Your answer should be one number: how many lines below hold the word "Oksana".

_Records from a data collection_.
----
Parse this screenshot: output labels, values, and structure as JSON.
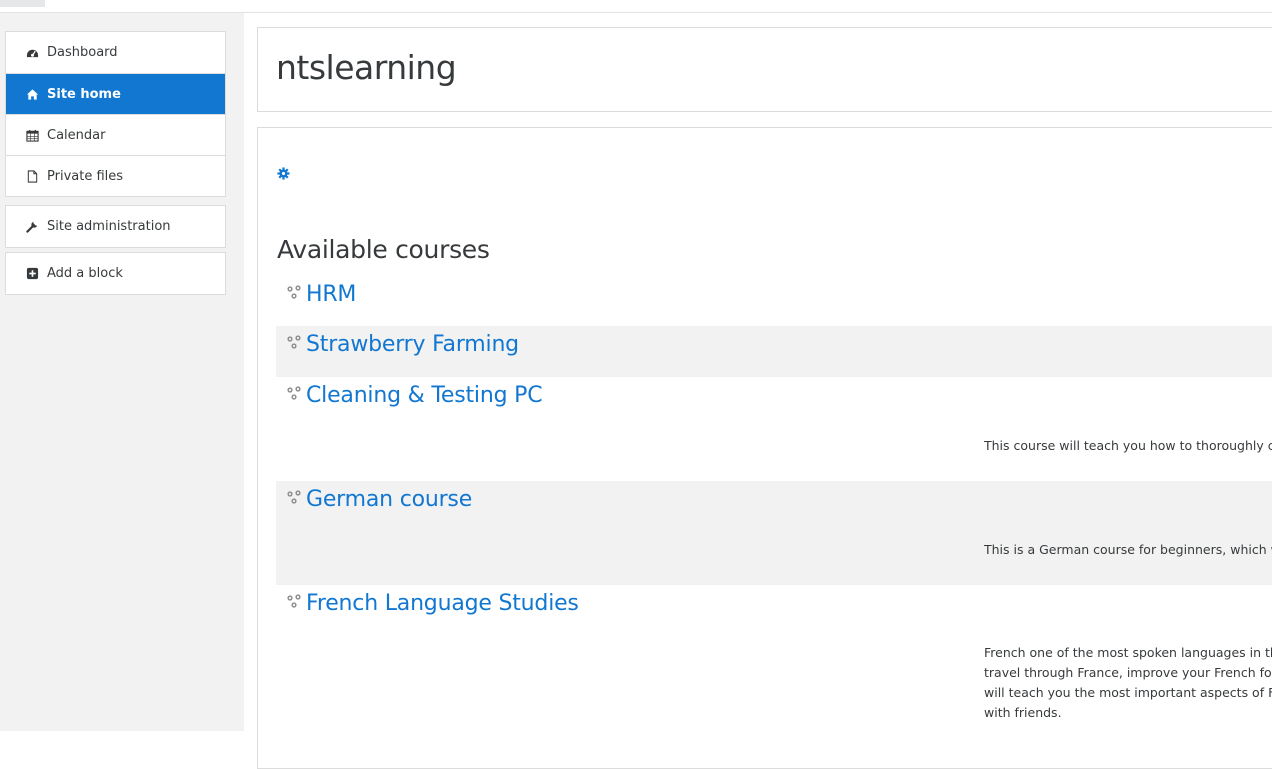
{
  "site": {
    "title": "ntslearning"
  },
  "nav": {
    "primary": [
      {
        "label": "Dashboard",
        "icon": "dashboard-icon"
      },
      {
        "label": "Site home",
        "icon": "home-icon",
        "active": true
      },
      {
        "label": "Calendar",
        "icon": "calendar-icon"
      },
      {
        "label": "Private files",
        "icon": "file-icon"
      }
    ],
    "admin": {
      "label": "Site administration",
      "icon": "wrench-icon"
    },
    "add_block": {
      "label": "Add a block",
      "icon": "plus-square-icon"
    }
  },
  "main": {
    "section_title": "Available courses",
    "courses": [
      {
        "name": "HRM",
        "summary": ""
      },
      {
        "name": "Strawberry Farming",
        "summary": ""
      },
      {
        "name": "Cleaning & Testing PC",
        "summary": "This course will teach you how to thoroughly clea"
      },
      {
        "name": "German course",
        "summary": "This is a German course for beginners, which will"
      },
      {
        "name": "French Language Studies",
        "summary": "French one of the most spoken languages in the\ntravel through France, improve your French for s\nwill teach you the most important aspects of Fren\nwith friends."
      }
    ]
  },
  "colors": {
    "accent": "#1177d1",
    "sidebar_bg": "#f2f2f2",
    "stripe_bg": "#f2f2f2",
    "border": "#dcdcdc"
  }
}
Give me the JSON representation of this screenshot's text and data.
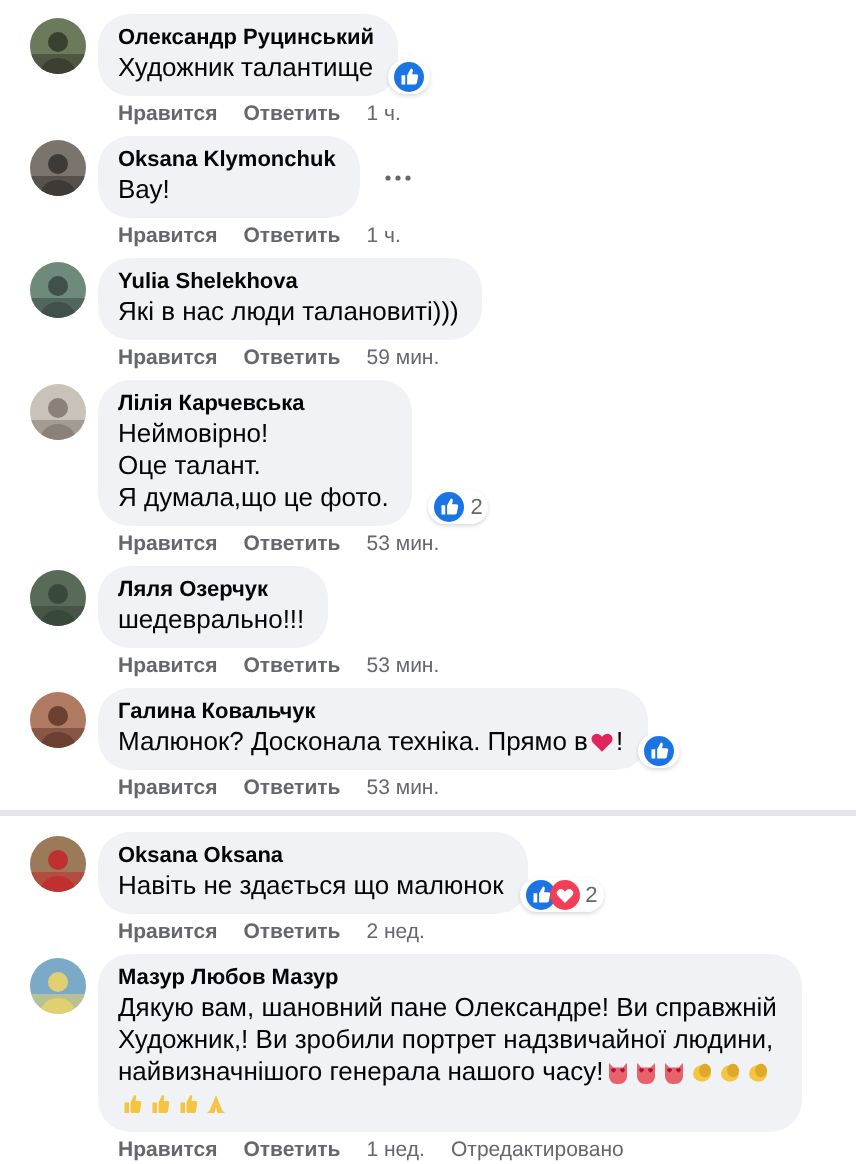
{
  "groups": [
    [
      {
        "author": "Олександр Руцинський",
        "lines": [
          [
            {
              "kind": "text",
              "text": "Художник талантище"
            }
          ]
        ],
        "reactions": [
          {
            "kind": "like"
          }
        ],
        "actions": [
          "Нравится",
          "Ответить"
        ],
        "time": "1 ч."
      },
      {
        "author": "Oksana Klymonchuk",
        "lines": [
          [
            {
              "kind": "text",
              "text": "Вау!"
            }
          ]
        ],
        "more": true,
        "actions": [
          "Нравится",
          "Ответить"
        ],
        "time": "1 ч."
      },
      {
        "author": "Yulia Shelekhova",
        "lines": [
          [
            {
              "kind": "text",
              "text": "Які в нас люди талановиті)))"
            }
          ]
        ],
        "actions": [
          "Нравится",
          "Ответить"
        ],
        "time": "59 мин."
      },
      {
        "author": "Лілія Карчевська",
        "lines": [
          [
            {
              "kind": "text",
              "text": "Неймовірно!"
            }
          ],
          [
            {
              "kind": "text",
              "text": "Оце талант."
            }
          ],
          [
            {
              "kind": "text",
              "text": "Я думала,що це фото."
            }
          ]
        ],
        "reactions": [
          {
            "kind": "like"
          }
        ],
        "reaction_count": "2",
        "actions": [
          "Нравится",
          "Ответить"
        ],
        "time": "53 мин."
      },
      {
        "author": "Ляля Озерчук",
        "lines": [
          [
            {
              "kind": "text",
              "text": "шедеврально!!!"
            }
          ]
        ],
        "actions": [
          "Нравится",
          "Ответить"
        ],
        "time": "53 мин."
      },
      {
        "author": "Галина Ковальчук",
        "lines": [
          [
            {
              "kind": "text",
              "text": "Малюнок? Досконала техніка. Прямо в"
            },
            {
              "kind": "heart"
            },
            {
              "kind": "text",
              "text": "!"
            }
          ]
        ],
        "reactions": [
          {
            "kind": "like"
          }
        ],
        "actions": [
          "Нравится",
          "Ответить"
        ],
        "time": "53 мин."
      }
    ],
    [
      {
        "author": "Oksana Oksana",
        "lines": [
          [
            {
              "kind": "text",
              "text": "Навіть не здається що малюнок"
            }
          ]
        ],
        "reactions": [
          {
            "kind": "like"
          },
          {
            "kind": "love"
          }
        ],
        "reaction_count": "2",
        "actions": [
          "Нравится",
          "Ответить"
        ],
        "time": "2 нед."
      },
      {
        "author": "Мазур Любов Мазур",
        "lines": [
          [
            {
              "kind": "text",
              "text": "Дякую вам, шановний пане Олександре! Ви справжній Художник,! Ви зробили портрет надзвичайної людини, найвизначнішого генерала нашого часу!"
            },
            {
              "kind": "hearteyes"
            },
            {
              "kind": "hearteyes"
            },
            {
              "kind": "hearteyes"
            },
            {
              "kind": "clap"
            },
            {
              "kind": "clap"
            },
            {
              "kind": "clap"
            },
            {
              "kind": "thumb"
            },
            {
              "kind": "thumb"
            },
            {
              "kind": "thumb"
            },
            {
              "kind": "pray"
            }
          ]
        ],
        "actions": [
          "Нравится",
          "Ответить"
        ],
        "time": "1 нед.",
        "edited": "Отредактировано"
      }
    ]
  ]
}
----
_EXERCISE OUTPUT_. 2